**Work request**: In how many lines of the records does the string "JSON" appear? State only the number.

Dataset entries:
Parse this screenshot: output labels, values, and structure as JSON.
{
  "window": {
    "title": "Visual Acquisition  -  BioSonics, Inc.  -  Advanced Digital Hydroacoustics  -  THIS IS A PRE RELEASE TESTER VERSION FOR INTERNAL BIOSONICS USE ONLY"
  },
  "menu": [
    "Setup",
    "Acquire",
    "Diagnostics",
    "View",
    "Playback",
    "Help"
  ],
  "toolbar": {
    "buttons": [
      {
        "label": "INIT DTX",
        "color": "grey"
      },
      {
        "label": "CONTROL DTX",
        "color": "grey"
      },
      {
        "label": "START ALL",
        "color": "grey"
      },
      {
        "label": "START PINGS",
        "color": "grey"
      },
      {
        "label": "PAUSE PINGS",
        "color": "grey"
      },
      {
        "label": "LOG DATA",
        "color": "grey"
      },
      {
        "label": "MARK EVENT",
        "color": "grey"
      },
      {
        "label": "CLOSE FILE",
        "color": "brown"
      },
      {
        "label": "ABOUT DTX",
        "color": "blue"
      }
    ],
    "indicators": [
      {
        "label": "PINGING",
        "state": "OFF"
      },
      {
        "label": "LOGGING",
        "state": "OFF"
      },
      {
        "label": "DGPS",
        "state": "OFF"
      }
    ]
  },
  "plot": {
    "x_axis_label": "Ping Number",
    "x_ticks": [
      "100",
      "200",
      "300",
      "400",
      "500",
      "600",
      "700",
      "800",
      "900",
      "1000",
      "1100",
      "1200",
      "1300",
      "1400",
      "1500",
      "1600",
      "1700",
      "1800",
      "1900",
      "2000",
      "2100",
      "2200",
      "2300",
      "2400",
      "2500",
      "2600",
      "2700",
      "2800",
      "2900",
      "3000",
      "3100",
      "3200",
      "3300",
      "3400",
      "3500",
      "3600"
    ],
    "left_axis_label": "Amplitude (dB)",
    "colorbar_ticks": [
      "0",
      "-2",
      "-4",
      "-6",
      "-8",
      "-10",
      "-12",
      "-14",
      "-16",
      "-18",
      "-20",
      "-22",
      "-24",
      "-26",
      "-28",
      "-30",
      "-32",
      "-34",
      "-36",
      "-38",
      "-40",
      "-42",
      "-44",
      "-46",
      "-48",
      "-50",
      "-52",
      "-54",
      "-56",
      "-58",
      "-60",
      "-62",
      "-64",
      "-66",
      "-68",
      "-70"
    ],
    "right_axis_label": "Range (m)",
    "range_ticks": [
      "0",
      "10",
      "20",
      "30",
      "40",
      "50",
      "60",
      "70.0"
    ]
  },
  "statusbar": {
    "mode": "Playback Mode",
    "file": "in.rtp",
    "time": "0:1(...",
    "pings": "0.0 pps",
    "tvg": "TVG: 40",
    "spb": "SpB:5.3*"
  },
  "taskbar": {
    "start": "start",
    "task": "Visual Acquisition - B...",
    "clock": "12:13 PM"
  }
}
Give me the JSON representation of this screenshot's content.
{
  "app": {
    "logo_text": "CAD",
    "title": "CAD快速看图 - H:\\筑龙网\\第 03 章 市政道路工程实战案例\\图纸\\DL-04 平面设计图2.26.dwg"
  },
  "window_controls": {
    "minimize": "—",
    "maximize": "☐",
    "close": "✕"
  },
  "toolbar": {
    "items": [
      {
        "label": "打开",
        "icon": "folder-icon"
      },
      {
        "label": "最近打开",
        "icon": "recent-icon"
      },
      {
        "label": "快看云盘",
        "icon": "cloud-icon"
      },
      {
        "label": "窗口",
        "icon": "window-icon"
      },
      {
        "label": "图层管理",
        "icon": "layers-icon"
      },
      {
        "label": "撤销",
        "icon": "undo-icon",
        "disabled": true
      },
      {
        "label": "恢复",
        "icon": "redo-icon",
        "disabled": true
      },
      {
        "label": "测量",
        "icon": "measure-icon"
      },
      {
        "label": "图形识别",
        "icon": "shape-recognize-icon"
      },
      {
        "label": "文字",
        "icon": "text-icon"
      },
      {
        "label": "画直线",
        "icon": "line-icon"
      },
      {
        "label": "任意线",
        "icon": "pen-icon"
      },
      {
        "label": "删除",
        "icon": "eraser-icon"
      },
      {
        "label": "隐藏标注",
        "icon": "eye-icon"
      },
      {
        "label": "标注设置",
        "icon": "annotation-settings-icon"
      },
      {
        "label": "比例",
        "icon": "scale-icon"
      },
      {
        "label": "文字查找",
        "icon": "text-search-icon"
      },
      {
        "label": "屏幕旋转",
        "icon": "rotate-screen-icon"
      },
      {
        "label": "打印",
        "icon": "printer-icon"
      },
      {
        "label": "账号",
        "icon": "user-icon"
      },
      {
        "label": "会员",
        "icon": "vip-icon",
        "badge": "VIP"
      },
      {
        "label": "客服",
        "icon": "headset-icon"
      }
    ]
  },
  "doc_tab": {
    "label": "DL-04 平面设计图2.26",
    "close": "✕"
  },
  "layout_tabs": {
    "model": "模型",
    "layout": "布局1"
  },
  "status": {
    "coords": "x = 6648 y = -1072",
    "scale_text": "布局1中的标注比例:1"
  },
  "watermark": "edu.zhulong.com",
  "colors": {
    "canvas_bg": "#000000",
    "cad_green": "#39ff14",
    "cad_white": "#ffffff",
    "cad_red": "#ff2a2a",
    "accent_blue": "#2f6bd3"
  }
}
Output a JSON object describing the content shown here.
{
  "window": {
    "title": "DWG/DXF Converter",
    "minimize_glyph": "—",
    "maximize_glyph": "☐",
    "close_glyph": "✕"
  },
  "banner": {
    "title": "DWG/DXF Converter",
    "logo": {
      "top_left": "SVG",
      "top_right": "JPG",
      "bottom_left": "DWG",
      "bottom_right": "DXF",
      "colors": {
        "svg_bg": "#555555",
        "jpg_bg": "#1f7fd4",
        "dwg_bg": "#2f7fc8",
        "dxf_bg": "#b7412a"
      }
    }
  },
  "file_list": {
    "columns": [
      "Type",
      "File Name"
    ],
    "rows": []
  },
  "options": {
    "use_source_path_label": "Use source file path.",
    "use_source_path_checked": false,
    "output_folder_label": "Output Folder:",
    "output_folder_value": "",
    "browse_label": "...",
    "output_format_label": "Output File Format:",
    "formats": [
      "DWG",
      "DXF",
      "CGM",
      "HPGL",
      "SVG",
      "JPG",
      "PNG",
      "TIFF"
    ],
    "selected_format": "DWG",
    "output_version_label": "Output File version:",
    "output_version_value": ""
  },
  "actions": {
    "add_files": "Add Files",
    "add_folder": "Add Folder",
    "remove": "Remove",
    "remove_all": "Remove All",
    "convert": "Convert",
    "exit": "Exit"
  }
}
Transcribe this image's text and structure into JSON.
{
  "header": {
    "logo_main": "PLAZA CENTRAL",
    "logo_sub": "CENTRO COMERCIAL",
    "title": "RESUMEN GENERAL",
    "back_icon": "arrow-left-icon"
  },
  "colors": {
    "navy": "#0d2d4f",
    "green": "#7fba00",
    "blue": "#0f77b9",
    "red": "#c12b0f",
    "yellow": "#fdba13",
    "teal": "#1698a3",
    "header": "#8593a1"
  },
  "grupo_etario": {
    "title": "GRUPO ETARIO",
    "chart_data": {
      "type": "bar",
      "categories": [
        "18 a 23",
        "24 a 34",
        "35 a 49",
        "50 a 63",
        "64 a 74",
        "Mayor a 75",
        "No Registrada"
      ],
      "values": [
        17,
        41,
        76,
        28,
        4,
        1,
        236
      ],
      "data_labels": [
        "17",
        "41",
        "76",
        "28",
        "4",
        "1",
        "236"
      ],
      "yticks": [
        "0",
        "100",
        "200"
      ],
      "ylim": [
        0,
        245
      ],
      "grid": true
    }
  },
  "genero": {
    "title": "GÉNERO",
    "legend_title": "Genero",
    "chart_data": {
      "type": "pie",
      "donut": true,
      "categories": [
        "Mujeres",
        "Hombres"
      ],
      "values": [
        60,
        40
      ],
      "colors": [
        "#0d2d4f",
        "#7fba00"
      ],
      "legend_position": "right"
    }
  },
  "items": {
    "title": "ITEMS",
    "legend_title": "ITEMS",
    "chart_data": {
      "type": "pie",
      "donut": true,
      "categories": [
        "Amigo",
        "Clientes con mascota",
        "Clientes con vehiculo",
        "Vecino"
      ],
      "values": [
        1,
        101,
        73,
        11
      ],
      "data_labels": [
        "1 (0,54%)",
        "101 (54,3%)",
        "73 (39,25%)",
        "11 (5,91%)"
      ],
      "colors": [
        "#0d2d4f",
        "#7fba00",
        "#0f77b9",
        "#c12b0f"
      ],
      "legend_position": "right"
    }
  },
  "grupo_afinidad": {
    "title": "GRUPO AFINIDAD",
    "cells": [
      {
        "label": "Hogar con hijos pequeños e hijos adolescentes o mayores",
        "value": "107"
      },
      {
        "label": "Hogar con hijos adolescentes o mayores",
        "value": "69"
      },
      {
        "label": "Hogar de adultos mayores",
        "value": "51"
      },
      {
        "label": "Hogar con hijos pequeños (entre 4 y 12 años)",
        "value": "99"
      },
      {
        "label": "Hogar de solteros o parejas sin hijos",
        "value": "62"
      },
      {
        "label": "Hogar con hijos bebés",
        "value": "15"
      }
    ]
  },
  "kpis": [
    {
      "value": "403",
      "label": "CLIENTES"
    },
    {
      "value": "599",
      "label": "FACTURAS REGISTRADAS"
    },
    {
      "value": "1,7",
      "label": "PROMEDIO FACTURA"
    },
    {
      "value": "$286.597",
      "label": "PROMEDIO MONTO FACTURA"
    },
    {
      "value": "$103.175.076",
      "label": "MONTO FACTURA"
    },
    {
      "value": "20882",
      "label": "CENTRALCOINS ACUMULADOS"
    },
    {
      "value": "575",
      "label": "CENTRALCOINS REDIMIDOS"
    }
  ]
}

**Exercise answer**: 4